__Instructions to follow__. Make your reply a word-for-word repeat of the records.

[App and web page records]
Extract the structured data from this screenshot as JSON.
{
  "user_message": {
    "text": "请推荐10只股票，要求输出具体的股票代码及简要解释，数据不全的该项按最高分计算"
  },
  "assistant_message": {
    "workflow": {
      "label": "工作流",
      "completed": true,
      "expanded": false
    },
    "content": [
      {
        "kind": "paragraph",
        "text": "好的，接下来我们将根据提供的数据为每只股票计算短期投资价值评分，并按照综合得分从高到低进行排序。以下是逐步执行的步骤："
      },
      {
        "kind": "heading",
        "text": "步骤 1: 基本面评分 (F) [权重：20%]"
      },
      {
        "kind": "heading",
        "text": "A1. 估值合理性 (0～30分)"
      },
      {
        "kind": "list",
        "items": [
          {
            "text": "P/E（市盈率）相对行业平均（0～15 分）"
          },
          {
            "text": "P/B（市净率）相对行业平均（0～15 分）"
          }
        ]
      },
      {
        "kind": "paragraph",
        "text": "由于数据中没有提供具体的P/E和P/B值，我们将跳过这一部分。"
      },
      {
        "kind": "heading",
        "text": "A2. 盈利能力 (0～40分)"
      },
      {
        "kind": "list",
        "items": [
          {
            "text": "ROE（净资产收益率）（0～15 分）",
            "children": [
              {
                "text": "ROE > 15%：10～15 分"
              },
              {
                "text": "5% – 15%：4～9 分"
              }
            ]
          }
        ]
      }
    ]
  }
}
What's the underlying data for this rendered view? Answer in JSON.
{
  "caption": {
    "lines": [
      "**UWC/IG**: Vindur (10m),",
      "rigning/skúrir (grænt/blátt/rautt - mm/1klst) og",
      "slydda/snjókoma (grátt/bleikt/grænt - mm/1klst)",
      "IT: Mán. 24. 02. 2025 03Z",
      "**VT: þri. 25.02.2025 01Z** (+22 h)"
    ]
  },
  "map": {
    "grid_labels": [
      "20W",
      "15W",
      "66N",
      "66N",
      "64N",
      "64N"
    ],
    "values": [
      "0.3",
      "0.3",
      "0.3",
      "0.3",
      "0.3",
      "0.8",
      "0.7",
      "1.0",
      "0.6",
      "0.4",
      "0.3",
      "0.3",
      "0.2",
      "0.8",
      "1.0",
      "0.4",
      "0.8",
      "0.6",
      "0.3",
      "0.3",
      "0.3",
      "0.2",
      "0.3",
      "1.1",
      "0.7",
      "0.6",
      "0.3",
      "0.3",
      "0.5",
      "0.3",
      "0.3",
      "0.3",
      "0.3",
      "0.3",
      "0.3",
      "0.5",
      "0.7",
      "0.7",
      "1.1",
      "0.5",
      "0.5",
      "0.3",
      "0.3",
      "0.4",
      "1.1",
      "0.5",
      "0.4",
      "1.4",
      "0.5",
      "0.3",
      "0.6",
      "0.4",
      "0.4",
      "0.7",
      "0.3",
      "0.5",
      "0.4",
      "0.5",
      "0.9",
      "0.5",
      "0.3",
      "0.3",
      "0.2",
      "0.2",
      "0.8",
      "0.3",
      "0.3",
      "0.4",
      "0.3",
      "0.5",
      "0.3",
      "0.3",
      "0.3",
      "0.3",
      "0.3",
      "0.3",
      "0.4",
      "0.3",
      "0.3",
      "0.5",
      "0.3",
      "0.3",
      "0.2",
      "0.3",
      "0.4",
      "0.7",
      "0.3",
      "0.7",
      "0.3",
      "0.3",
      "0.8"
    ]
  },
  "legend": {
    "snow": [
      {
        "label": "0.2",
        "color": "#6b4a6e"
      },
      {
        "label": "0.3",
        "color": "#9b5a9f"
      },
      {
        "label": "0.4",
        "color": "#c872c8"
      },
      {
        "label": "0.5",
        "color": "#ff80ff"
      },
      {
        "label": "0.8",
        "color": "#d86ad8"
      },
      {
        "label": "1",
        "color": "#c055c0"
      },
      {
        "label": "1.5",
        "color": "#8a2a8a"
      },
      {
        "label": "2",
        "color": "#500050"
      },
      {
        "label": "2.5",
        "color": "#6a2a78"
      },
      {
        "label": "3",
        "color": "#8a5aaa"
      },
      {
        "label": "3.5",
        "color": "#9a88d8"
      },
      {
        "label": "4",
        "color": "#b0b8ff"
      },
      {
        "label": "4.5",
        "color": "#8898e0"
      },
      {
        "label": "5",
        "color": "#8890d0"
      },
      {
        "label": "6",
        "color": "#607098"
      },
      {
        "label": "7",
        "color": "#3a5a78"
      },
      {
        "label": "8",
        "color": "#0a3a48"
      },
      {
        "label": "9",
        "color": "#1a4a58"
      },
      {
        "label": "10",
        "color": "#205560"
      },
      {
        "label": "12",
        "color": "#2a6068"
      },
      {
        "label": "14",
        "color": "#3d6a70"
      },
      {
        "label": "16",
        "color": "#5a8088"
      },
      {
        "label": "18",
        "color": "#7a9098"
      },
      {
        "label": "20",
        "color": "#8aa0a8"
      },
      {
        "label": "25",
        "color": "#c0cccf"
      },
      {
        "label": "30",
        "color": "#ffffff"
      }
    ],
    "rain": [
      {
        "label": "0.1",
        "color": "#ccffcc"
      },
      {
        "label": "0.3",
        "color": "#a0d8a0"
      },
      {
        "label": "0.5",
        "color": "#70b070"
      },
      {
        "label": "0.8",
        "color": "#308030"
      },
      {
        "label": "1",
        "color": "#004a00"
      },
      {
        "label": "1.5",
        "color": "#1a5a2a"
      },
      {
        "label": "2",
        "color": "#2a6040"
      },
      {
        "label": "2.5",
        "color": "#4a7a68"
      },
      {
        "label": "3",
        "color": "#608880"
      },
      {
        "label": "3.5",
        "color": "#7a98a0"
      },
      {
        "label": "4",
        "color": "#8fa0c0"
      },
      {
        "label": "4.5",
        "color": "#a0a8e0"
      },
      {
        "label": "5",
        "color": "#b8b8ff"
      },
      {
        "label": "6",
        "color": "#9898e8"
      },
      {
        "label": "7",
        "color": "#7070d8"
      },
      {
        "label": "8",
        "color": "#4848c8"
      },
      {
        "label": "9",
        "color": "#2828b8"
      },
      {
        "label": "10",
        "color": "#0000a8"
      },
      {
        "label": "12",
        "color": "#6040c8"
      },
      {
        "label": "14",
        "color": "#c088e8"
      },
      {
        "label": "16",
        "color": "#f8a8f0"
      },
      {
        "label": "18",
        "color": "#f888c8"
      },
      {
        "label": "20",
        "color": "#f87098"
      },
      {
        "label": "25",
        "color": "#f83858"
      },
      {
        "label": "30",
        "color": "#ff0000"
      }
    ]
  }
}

__Your solution__.
Extract the structured data from this screenshot as JSON.
{
  "user_message": {
    "text": "请推荐10只股票，要求输出具体的股票代码及简要解释，数据不全的该项按最高分计算"
  },
  "assistant_message": {
    "workflow": {
      "label": "工作流",
      "completed": true,
      "expanded": false
    },
    "content": [
      {
        "kind": "paragraph",
        "text": "好的，接下来我们将根据提供的数据为每只股票计算短期投资价值评分，并按照综合得分从高到低进行排序。以下是逐步执行的步骤："
      },
      {
        "kind": "heading",
        "text": "步骤 1: 基本面评分 (F) [权重：20%]"
      },
      {
        "kind": "heading",
        "text": "A1. 估值合理性 (0～30分)"
      },
      {
        "kind": "list",
        "items": [
          {
            "text": "P/E（市盈率）相对行业平均（0～15 分）"
          },
          {
            "text": "P/B（市净率）相对行业平均（0～15 分）"
          }
        ]
      },
      {
        "kind": "paragraph",
        "text": "由于数据中没有提供具体的P/E和P/B值，我们将跳过这一部分。"
      },
      {
        "kind": "heading",
        "text": "A2. 盈利能力 (0～40分)"
      },
      {
        "kind": "list",
        "items": [
          {
            "text": "ROE（净资产收益率）（0～15 分）",
            "children": [
              {
                "text": "ROE > 15%：10～15 分"
              },
              {
                "text": "5% – 15%：4～9 分"
              }
            ]
          }
        ]
      }
    ]
  }
}
What's the underlying data for this rendered view? Answer in JSON.
{
  "caption": {
    "lines": [
      "**UWC/IG**: Vindur (10m),",
      "rigning/skúrir (grænt/blátt/rautt - mm/1klst) og",
      "slydda/snjókoma (grátt/bleikt/grænt - mm/1klst)",
      "IT: Mán. 24. 02. 2025 03Z",
      "**VT: þri. 25.02.2025 01Z** (+22 h)"
    ]
  },
  "map": {
    "grid_labels": [
      "20W",
      "15W",
      "66N",
      "66N",
      "64N",
      "64N"
    ],
    "values": [
      "0.3",
      "0.3",
      "0.3",
      "0.3",
      "0.3",
      "0.8",
      "0.7",
      "1.0",
      "0.6",
      "0.4",
      "0.3",
      "0.3",
      "0.2",
      "0.8",
      "1.0",
      "0.4",
      "0.8",
      "0.6",
      "0.3",
      "0.3",
      "0.3",
      "0.2",
      "0.3",
      "1.1",
      "0.7",
      "0.6",
      "0.3",
      "0.3",
      "0.5",
      "0.3",
      "0.3",
      "0.3",
      "0.3",
      "0.3",
      "0.3",
      "0.5",
      "0.7",
      "0.7",
      "1.1",
      "0.5",
      "0.5",
      "0.3",
      "0.3",
      "0.4",
      "1.1",
      "0.5",
      "0.4",
      "1.4",
      "0.5",
      "0.3",
      "0.6",
      "0.4",
      "0.4",
      "0.7",
      "0.3",
      "0.5",
      "0.4",
      "0.5",
      "0.9",
      "0.5",
      "0.3",
      "0.3",
      "0.2",
      "0.2",
      "0.8",
      "0.3",
      "0.3",
      "0.4",
      "0.3",
      "0.5",
      "0.3",
      "0.3",
      "0.3",
      "0.3",
      "0.3",
      "0.3",
      "0.4",
      "0.3",
      "0.3",
      "0.5",
      "0.3",
      "0.3",
      "0.2",
      "0.3",
      "0.4",
      "0.7",
      "0.3",
      "0.7",
      "0.3",
      "0.3",
      "0.8"
    ]
  },
  "legend": {
    "snow": [
      {
        "label": "0.2",
        "color": "#6b4a6e"
      },
      {
        "label": "0.3",
        "color": "#9b5a9f"
      },
      {
        "label": "0.4",
        "color": "#c872c8"
      },
      {
        "label": "0.5",
        "color": "#ff80ff"
      },
      {
        "label": "0.8",
        "color": "#d86ad8"
      },
      {
        "label": "1",
        "color": "#c055c0"
      },
      {
        "label": "1.5",
        "color": "#8a2a8a"
      },
      {
        "label": "2",
        "color": "#500050"
      },
      {
        "label": "2.5",
        "color": "#6a2a78"
      },
      {
        "label": "3",
        "color": "#8a5aaa"
      },
      {
        "label": "3.5",
        "color": "#9a88d8"
      },
      {
        "label": "4",
        "color": "#b0b8ff"
      },
      {
        "label": "4.5",
        "color": "#8898e0"
      },
      {
        "label": "5",
        "color": "#8890d0"
      },
      {
        "label": "6",
        "color": "#607098"
      },
      {
        "label": "7",
        "color": "#3a5a78"
      },
      {
        "label": "8",
        "color": "#0a3a48"
      },
      {
        "label": "9",
        "color": "#1a4a58"
      },
      {
        "label": "10",
        "color": "#205560"
      },
      {
        "label": "12",
        "color": "#2a6068"
      },
      {
        "label": "14",
        "color": "#3d6a70"
      },
      {
        "label": "16",
        "color": "#5a8088"
      },
      {
        "label": "18",
        "color": "#7a9098"
      },
      {
        "label": "20",
        "color": "#8aa0a8"
      },
      {
        "label": "25",
        "color": "#c0cccf"
      },
      {
        "label": "30",
        "color": "#ffffff"
      }
    ],
    "rain": [
      {
        "label": "0.1",
        "color": "#ccffcc"
      },
      {
        "label": "0.3",
        "color": "#a0d8a0"
      },
      {
        "label": "0.5",
        "color": "#70b070"
      },
      {
        "label": "0.8",
        "color": "#308030"
      },
      {
        "label": "1",
        "color": "#004a00"
      },
      {
        "label": "1.5",
        "color": "#1a5a2a"
      },
      {
        "label": "2",
        "color": "#2a6040"
      },
      {
        "label": "2.5",
        "color": "#4a7a68"
      },
      {
        "label": "3",
        "color": "#608880"
      },
      {
        "label": "3.5",
        "color": "#7a98a0"
      },
      {
        "label": "4",
        "color": "#8fa0c0"
      },
      {
        "label": "4.5",
        "color": "#a0a8e0"
      },
      {
        "label": "5",
        "color": "#b8b8ff"
      },
      {
        "label": "6",
        "color": "#9898e8"
      },
      {
        "label": "7",
        "color": "#7070d8"
      },
      {
        "label": "8",
        "color": "#4848c8"
      },
      {
        "label": "9",
        "color": "#2828b8"
      },
      {
        "label": "10",
        "color": "#0000a8"
      },
      {
        "label": "12",
        "color": "#6040c8"
      },
      {
        "label": "14",
        "color": "#c088e8"
      },
      {
        "label": "16",
        "color": "#f8a8f0"
      },
      {
        "label": "18",
        "color": "#f888c8"
      },
      {
        "label": "20",
        "color": "#f87098"
      },
      {
        "label": "25",
        "color": "#f83858"
      },
      {
        "label": "30",
        "color": "#ff0000"
      }
    ]
  }
}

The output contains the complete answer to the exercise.